Wherever pictures occur in the entries below, leave them out and retype the rest exactly.

━━━━━━━━━━

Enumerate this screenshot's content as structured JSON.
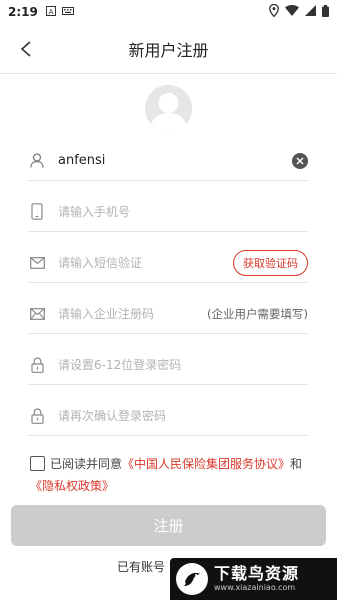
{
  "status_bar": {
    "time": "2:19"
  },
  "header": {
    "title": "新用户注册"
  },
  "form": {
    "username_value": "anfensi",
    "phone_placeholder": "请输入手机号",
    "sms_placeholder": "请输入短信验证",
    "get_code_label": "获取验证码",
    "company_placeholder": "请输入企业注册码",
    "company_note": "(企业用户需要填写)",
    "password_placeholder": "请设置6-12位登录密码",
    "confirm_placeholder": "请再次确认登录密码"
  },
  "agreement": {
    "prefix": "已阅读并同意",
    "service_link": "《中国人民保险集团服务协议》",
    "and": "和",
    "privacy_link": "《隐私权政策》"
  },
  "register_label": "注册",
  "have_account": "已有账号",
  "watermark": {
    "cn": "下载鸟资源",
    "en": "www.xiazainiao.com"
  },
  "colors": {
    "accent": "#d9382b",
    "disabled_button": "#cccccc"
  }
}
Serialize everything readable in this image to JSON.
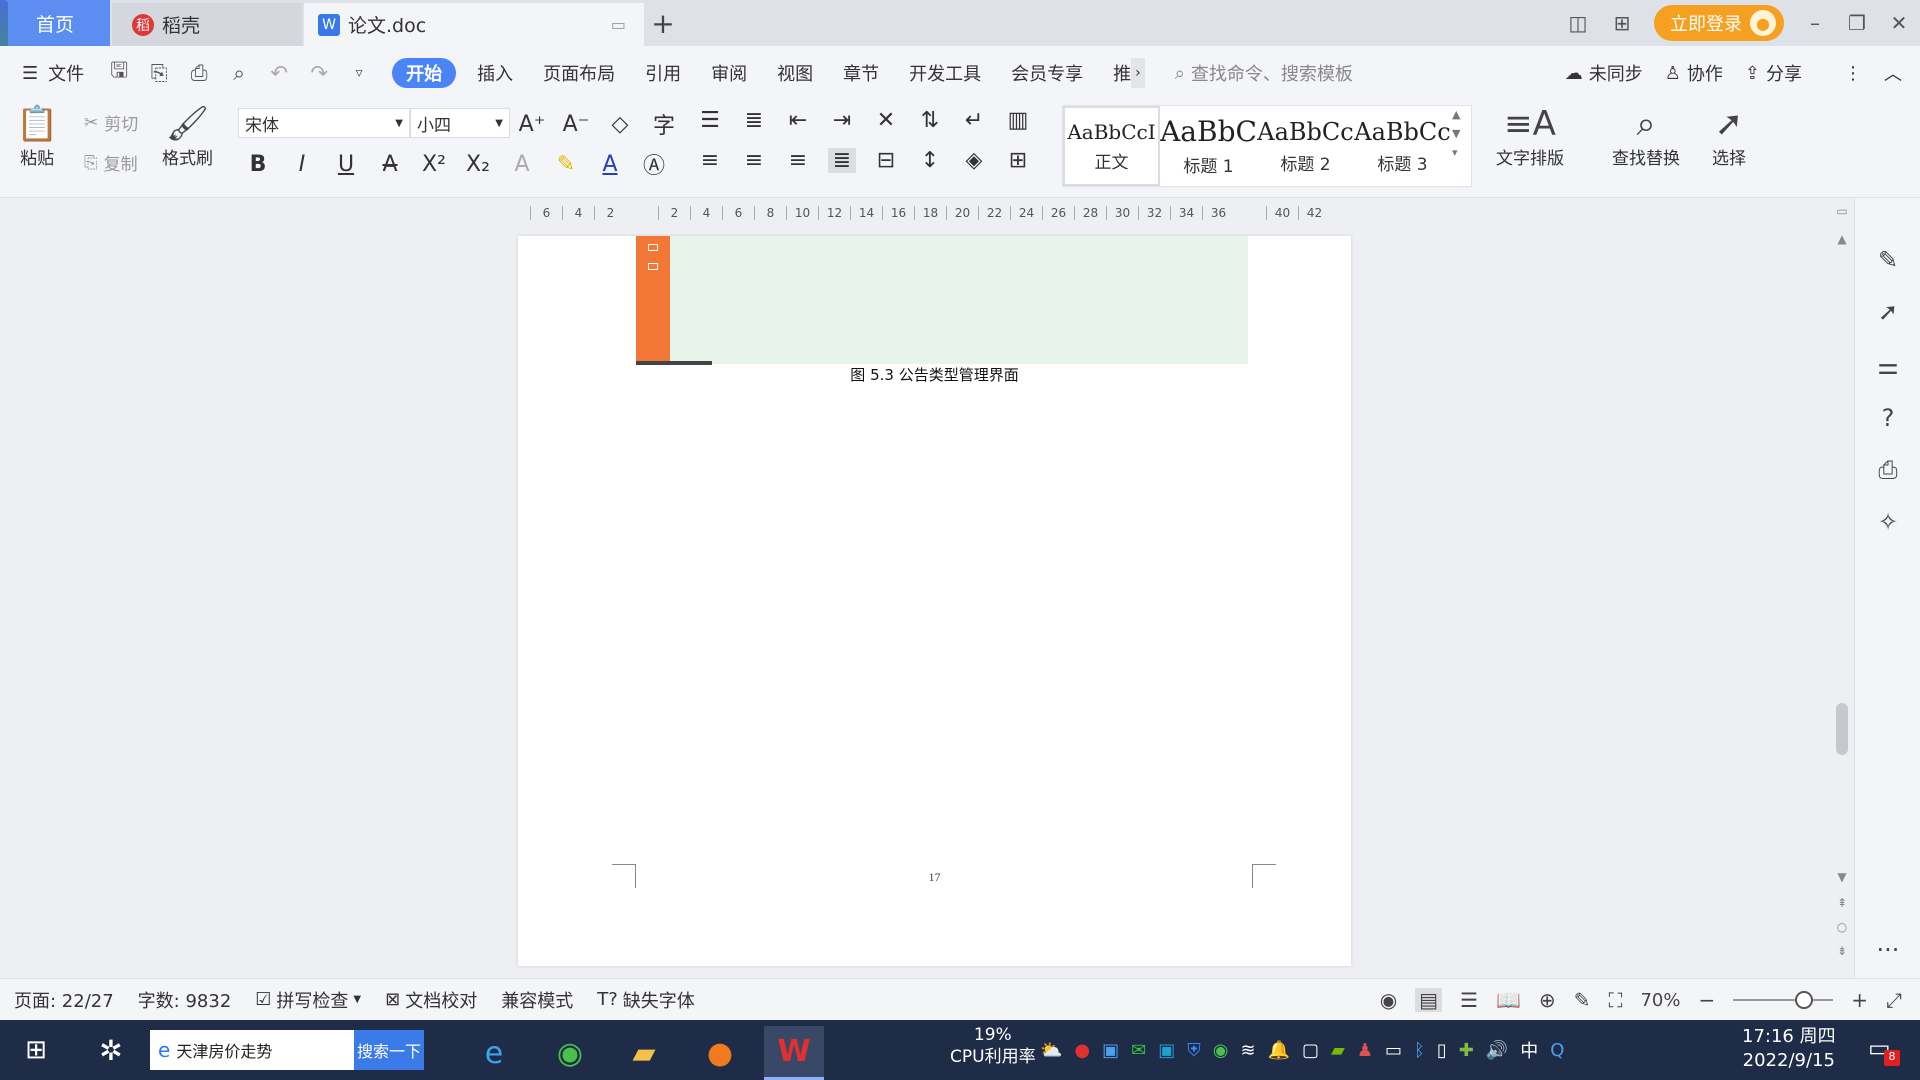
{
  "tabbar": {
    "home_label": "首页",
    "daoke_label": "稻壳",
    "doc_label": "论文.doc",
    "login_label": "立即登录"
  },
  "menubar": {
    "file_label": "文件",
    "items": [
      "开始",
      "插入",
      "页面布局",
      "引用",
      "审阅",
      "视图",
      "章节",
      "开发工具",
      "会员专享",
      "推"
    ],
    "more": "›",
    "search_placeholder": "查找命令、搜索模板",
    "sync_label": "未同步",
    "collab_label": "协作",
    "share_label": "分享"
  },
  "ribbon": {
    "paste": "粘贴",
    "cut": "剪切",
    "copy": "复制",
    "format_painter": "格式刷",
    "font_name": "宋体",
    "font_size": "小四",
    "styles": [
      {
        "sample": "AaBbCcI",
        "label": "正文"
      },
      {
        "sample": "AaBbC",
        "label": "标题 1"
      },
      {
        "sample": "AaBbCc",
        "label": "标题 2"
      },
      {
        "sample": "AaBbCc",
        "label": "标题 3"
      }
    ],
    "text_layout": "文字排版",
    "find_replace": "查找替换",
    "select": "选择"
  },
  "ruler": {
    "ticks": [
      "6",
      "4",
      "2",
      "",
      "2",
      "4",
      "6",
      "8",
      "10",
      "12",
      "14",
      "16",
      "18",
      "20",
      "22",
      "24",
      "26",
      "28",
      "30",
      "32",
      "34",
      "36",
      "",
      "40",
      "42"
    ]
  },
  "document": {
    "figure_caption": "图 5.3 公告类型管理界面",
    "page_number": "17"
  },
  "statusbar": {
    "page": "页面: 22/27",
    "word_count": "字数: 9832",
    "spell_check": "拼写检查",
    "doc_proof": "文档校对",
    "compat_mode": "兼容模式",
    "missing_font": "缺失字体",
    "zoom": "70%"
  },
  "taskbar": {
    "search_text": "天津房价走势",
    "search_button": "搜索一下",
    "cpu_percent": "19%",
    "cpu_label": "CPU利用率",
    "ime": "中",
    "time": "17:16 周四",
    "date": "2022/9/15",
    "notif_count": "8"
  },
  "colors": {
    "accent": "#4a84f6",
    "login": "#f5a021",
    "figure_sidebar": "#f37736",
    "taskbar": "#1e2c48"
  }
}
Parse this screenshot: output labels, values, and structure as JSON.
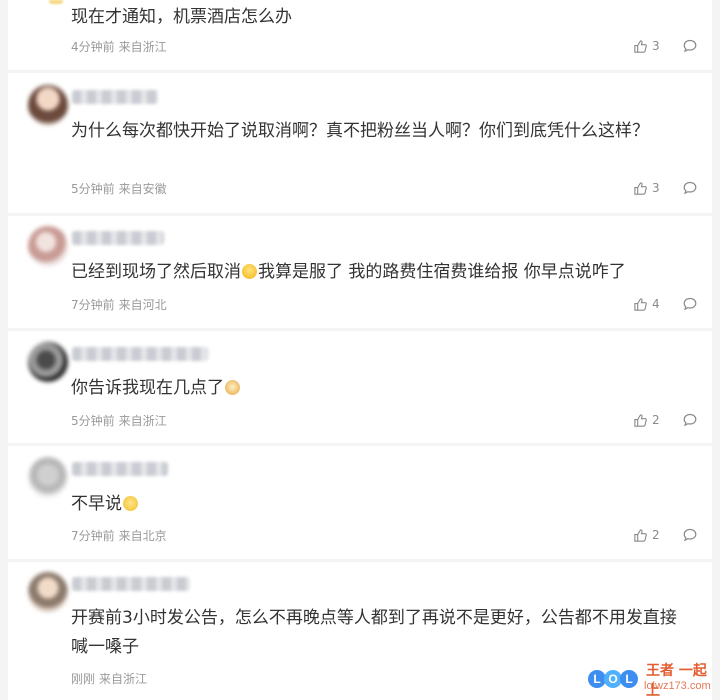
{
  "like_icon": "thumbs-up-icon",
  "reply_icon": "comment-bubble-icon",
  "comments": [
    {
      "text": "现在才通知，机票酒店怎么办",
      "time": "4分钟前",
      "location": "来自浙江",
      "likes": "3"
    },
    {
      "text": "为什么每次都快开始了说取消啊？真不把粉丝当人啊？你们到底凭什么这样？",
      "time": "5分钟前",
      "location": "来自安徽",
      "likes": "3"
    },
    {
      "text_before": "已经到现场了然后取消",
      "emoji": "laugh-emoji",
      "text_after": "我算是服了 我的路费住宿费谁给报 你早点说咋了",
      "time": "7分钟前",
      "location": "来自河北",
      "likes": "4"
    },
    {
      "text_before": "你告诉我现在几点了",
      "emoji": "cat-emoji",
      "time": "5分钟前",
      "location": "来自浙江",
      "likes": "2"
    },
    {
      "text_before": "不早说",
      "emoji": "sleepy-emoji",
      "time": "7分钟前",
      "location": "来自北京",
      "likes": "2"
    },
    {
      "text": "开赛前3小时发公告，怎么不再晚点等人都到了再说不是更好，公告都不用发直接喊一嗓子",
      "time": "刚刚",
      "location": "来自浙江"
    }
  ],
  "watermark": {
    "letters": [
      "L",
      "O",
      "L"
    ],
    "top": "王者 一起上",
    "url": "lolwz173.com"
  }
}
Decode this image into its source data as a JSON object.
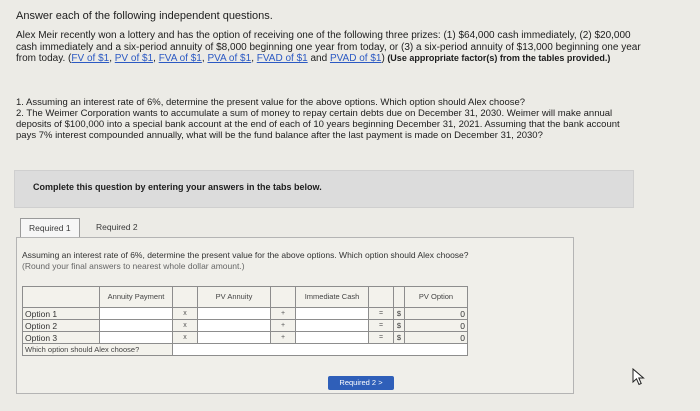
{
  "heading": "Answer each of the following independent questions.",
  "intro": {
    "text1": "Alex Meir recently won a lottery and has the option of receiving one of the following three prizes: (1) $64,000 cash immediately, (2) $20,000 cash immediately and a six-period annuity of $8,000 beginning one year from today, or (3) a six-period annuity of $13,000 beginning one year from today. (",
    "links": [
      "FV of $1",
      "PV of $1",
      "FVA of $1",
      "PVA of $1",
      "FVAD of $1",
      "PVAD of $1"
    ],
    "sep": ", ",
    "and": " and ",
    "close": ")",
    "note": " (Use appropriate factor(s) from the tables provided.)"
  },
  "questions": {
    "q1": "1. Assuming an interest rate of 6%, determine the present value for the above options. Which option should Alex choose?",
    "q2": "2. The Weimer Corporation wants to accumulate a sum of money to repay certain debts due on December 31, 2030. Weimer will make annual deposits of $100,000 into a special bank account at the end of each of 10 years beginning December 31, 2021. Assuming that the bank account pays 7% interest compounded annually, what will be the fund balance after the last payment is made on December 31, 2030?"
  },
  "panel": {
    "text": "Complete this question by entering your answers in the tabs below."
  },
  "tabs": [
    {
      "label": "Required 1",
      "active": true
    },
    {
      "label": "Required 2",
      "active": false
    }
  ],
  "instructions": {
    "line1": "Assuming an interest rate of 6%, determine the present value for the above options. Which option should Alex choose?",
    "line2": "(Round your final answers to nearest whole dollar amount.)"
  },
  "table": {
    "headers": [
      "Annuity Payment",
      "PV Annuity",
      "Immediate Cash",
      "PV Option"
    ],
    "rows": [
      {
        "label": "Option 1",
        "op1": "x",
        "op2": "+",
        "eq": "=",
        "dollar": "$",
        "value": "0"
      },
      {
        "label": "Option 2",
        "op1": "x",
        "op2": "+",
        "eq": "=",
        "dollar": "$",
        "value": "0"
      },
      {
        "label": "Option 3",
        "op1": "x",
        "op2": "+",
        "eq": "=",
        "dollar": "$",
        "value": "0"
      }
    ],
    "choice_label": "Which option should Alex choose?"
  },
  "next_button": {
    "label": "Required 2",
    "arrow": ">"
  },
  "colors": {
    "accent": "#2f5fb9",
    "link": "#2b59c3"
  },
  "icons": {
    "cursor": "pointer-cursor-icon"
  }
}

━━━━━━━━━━

_Answer space_.
Enumerate this screenshot's content as structured JSON.
{
  "status_bar": {
    "time": "2:19"
  },
  "header": {
    "title": "新用户注册"
  },
  "form": {
    "username_value": "anfensi",
    "phone_placeholder": "请输入手机号",
    "sms_placeholder": "请输入短信验证",
    "get_code_label": "获取验证码",
    "company_placeholder": "请输入企业注册码",
    "company_note": "(企业用户需要填写)",
    "password_placeholder": "请设置6-12位登录密码",
    "confirm_placeholder": "请再次确认登录密码"
  },
  "agreement": {
    "prefix": "已阅读并同意",
    "service_link": "《中国人民保险集团服务协议》",
    "and": "和",
    "privacy_link": "《隐私权政策》"
  },
  "register_label": "注册",
  "have_account": "已有账号",
  "watermark": {
    "cn": "下载鸟资源",
    "en": "www.xiazainiao.com"
  },
  "colors": {
    "accent": "#d9382b",
    "disabled_button": "#cccccc"
  }
}
Serialize everything readable in this image to JSON.
{
  "tabbar": {
    "home_label": "首页",
    "daoke_label": "稻壳",
    "doc_label": "论文.doc",
    "login_label": "立即登录"
  },
  "menubar": {
    "file_label": "文件",
    "items": [
      "开始",
      "插入",
      "页面布局",
      "引用",
      "审阅",
      "视图",
      "章节",
      "开发工具",
      "会员专享",
      "推"
    ],
    "more": "›",
    "search_placeholder": "查找命令、搜索模板",
    "sync_label": "未同步",
    "collab_label": "协作",
    "share_label": "分享"
  },
  "ribbon": {
    "paste": "粘贴",
    "cut": "剪切",
    "copy": "复制",
    "format_painter": "格式刷",
    "font_name": "宋体",
    "font_size": "小四",
    "styles": [
      {
        "sample": "AaBbCcI",
        "label": "正文"
      },
      {
        "sample": "AaBbC",
        "label": "标题 1"
      },
      {
        "sample": "AaBbCc",
        "label": "标题 2"
      },
      {
        "sample": "AaBbCc",
        "label": "标题 3"
      }
    ],
    "text_layout": "文字排版",
    "find_replace": "查找替换",
    "select": "选择"
  },
  "ruler": {
    "ticks": [
      "6",
      "4",
      "2",
      "",
      "2",
      "4",
      "6",
      "8",
      "10",
      "12",
      "14",
      "16",
      "18",
      "20",
      "22",
      "24",
      "26",
      "28",
      "30",
      "32",
      "34",
      "36",
      "",
      "40",
      "42"
    ]
  },
  "document": {
    "figure_caption": "图 5.3 公告类型管理界面",
    "page_number": "17"
  },
  "statusbar": {
    "page": "页面: 22/27",
    "word_count": "字数: 9832",
    "spell_check": "拼写检查",
    "doc_proof": "文档校对",
    "compat_mode": "兼容模式",
    "missing_font": "缺失字体",
    "zoom": "70%"
  },
  "taskbar": {
    "search_text": "天津房价走势",
    "search_button": "搜索一下",
    "cpu_percent": "19%",
    "cpu_label": "CPU利用率",
    "ime": "中",
    "time": "17:16 周四",
    "date": "2022/9/15",
    "notif_count": "8"
  },
  "colors": {
    "accent": "#4a84f6",
    "login": "#f5a021",
    "figure_sidebar": "#f37736",
    "taskbar": "#1e2c48"
  }
}
Parse this screenshot: output labels, values, and structure as JSON.
{
  "like_icon": "thumbs-up-icon",
  "reply_icon": "comment-bubble-icon",
  "comments": [
    {
      "text": "现在才通知，机票酒店怎么办",
      "time": "4分钟前",
      "location": "来自浙江",
      "likes": "3"
    },
    {
      "text": "为什么每次都快开始了说取消啊？真不把粉丝当人啊？你们到底凭什么这样？",
      "time": "5分钟前",
      "location": "来自安徽",
      "likes": "3"
    },
    {
      "text_before": "已经到现场了然后取消",
      "emoji": "laugh-emoji",
      "text_after": "我算是服了 我的路费住宿费谁给报 你早点说咋了",
      "time": "7分钟前",
      "location": "来自河北",
      "likes": "4"
    },
    {
      "text_before": "你告诉我现在几点了",
      "emoji": "cat-emoji",
      "time": "5分钟前",
      "location": "来自浙江",
      "likes": "2"
    },
    {
      "text_before": "不早说",
      "emoji": "sleepy-emoji",
      "time": "7分钟前",
      "location": "来自北京",
      "likes": "2"
    },
    {
      "text": "开赛前3小时发公告，怎么不再晚点等人都到了再说不是更好，公告都不用发直接喊一嗓子",
      "time": "刚刚",
      "location": "来自浙江"
    }
  ],
  "watermark": {
    "letters": [
      "L",
      "O",
      "L"
    ],
    "top": "王者 一起上",
    "url": "lolwz173.com"
  }
}
Decode this image into its source data as a JSON object.
{
  "heading": "Answer each of the following independent questions.",
  "intro": {
    "text1": "Alex Meir recently won a lottery and has the option of receiving one of the following three prizes: (1) $64,000 cash immediately, (2) $20,000 cash immediately and a six-period annuity of $8,000 beginning one year from today, or (3) a six-period annuity of $13,000 beginning one year from today. (",
    "links": [
      "FV of $1",
      "PV of $1",
      "FVA of $1",
      "PVA of $1",
      "FVAD of $1",
      "PVAD of $1"
    ],
    "sep": ", ",
    "and": " and ",
    "close": ")",
    "note": " (Use appropriate factor(s) from the tables provided.)"
  },
  "questions": {
    "q1": "1. Assuming an interest rate of 6%, determine the present value for the above options. Which option should Alex choose?",
    "q2": "2. The Weimer Corporation wants to accumulate a sum of money to repay certain debts due on December 31, 2030. Weimer will make annual deposits of $100,000 into a special bank account at the end of each of 10 years beginning December 31, 2021. Assuming that the bank account pays 7% interest compounded annually, what will be the fund balance after the last payment is made on December 31, 2030?"
  },
  "panel": {
    "text": "Complete this question by entering your answers in the tabs below."
  },
  "tabs": [
    {
      "label": "Required 1",
      "active": true
    },
    {
      "label": "Required 2",
      "active": false
    }
  ],
  "instructions": {
    "line1": "Assuming an interest rate of 6%, determine the present value for the above options. Which option should Alex choose?",
    "line2": "(Round your final answers to nearest whole dollar amount.)"
  },
  "table": {
    "headers": [
      "Annuity Payment",
      "PV Annuity",
      "Immediate Cash",
      "PV Option"
    ],
    "rows": [
      {
        "label": "Option 1",
        "op1": "x",
        "op2": "+",
        "eq": "=",
        "dollar": "$",
        "value": "0"
      },
      {
        "label": "Option 2",
        "op1": "x",
        "op2": "+",
        "eq": "=",
        "dollar": "$",
        "value": "0"
      },
      {
        "label": "Option 3",
        "op1": "x",
        "op2": "+",
        "eq": "=",
        "dollar": "$",
        "value": "0"
      }
    ],
    "choice_label": "Which option should Alex choose?"
  },
  "next_button": {
    "label": "Required 2",
    "arrow": ">"
  },
  "colors": {
    "accent": "#2f5fb9",
    "link": "#2b59c3"
  },
  "icons": {
    "cursor": "pointer-cursor-icon"
  }
}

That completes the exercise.